Wednesday Debrief 9.2.20
Let’s look at these three concepts from yesterday's Checkpoint one at a time:
Vision is a necessary condition, but not a sufficient one. Vision must inform strategy, which then must be articulated into action. It is only a piece of the puzzle.
Anyone can pitch a dream in a business plan. I have a file full of business plans in various stages of development.
But for the main goal, your big vision that takes priority above all else, what are the deliberate actions that are creating progress toward your vision?
What organizational structure is needed to manage the existing tasks? What changes as your company grows? Your role? The role of others?
How does each staff member’s work contribute to the overall vision? Why is their work important? Why is it valuable? Do they know these things?
So, vision is part of extraordinary leadership, but it is not enough on its own. You have to communicate that vision and then get to the action planning, which can look like the following questions:
How do we get from where we are today, to that vision??
What resources do you have? What resources do you need? Obstacles you can see? Ones you can’t? What’s your current level of market intelligence in your particular niche, and what impact do the current market conditions have on your strategy as it pertains to those big goals?
A vision, like a goal, without a plan is just a wish.
In the context of leadership development, we come back to a question we’ve asked several times. Where do YOU want to go in your career, in your life?

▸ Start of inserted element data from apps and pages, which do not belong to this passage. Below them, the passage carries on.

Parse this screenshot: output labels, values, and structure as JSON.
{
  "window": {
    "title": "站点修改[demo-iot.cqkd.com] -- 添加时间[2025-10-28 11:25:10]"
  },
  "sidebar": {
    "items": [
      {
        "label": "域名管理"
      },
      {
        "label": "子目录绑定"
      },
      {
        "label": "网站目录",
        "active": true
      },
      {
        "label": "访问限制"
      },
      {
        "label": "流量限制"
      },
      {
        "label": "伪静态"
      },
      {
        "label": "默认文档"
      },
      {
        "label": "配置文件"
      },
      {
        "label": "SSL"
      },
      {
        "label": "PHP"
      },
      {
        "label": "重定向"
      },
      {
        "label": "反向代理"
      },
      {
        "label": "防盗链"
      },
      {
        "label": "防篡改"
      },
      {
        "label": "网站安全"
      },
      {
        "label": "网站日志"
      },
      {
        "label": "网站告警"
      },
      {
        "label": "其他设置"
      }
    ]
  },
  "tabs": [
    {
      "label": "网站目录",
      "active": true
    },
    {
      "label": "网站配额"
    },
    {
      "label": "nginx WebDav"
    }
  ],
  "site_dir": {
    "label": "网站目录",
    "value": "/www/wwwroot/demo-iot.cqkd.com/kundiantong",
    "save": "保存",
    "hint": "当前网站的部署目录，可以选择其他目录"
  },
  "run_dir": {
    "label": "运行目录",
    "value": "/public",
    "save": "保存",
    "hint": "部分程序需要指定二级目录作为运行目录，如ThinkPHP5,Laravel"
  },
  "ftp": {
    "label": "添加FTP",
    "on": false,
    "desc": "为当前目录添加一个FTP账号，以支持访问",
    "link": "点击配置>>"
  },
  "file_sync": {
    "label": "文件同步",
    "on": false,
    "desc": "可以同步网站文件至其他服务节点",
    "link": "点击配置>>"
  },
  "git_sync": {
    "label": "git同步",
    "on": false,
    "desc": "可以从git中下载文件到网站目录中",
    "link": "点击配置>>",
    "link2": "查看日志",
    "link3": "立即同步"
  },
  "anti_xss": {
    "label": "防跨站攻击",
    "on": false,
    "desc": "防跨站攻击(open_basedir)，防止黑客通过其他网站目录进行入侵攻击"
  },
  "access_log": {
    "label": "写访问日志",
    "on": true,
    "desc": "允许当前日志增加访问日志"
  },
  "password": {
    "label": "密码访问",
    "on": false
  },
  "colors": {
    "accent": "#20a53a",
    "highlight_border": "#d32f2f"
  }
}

How does your vision impact the idea of your future self? Future company? Future team? What developmental work across all three areas (self, company, teams) is needed to bring that vision to life?
As a leader, are you aware of the goals of your staff? Are you co-creating a plan toward those objectives? Are you being honest with your team members about where they need to improve, and how they can do it in order to hit those benchmarks?
These questions will change with the circumstances. Sometimes you'll be on a fast growth trajectory, sometimes it has to slow down. Some individuals have a strong appetite for growth, others do not. As a leader you need to set clear, and thoughtfully designed, team and individual development goals.
From a team member's perspective, you need your own personal vision as well. While you may not be in a leadership role at the moment, it is still critical to have your own goals, values, and vision.
Does your vision align with the vision of the company where you work? Will working toward that vision contribute to, or hinder, your own growth and development?
Are you sacrificing your vision for the vision of another? How long are you willing to continue on someone else’s path?
Finally, crisis leadership. At the risk of oversimplification, leading through a crisis is just regular leadership, albeit with a bit more pressure.
You don’t abandon the vision. You don’t abandon the fundamentals. You focus. You communicate. You dial up the leadership competencies so that you can adapt and evolve.
Now, there is a way to mitigate crises before they happen. When times are calm and easy, don't get complacent. Instead, take on a goal that scares you a bit. Challenge yourself and your team to set new internal goals. Build the culture of continuous improvement so that when external change comes along, it is less daunting, less complex.
We fall back to the level of our training! So... how well trained are you to handle crises? What about your team?
Building this resilience (or anti-fragility in the parlance of Nassem Nicholas Taleb) sounds easy, and it can be. But ease only comes through practice.
Under normal circumstances, leaders should encourage and help people move outside of their comfort zone, and help reduce the stress around that. This builds comfort with discomfort and change. It is also the only way we grow.
In a crisis, we’re all outside of our comfort zone due to some externally imposed stimulus. But again, your job as a leader is to reduce the feeling of crisis and stress, and to bring yourself and your team back to a place where issues can be addressed logically and objectively, and contribute toward the ultimate goals for the team, company, or individual.
Extraordinary crisis leadership not only means you endure, but hopefully you begin to see new strengths and competencies emerge in your staff. The crisis actually IMPROVES the individuals, the team, and the company!
The three elements covered today are all critical for the success of your business. You must have a vision. You must be able to develop and grow as a team and as individuals. And you must be able to tackle the big problems with a clear head.
To close, as we’ve discussed, you need to be able to move between these, and other, management and leadership modes and styles. Nothing happens in a vacuum in business. Every action has a consequence. Extraordinary leaders know this, anticipate this, and work to develop the skills of agility and adaptability to create extraordinary companies.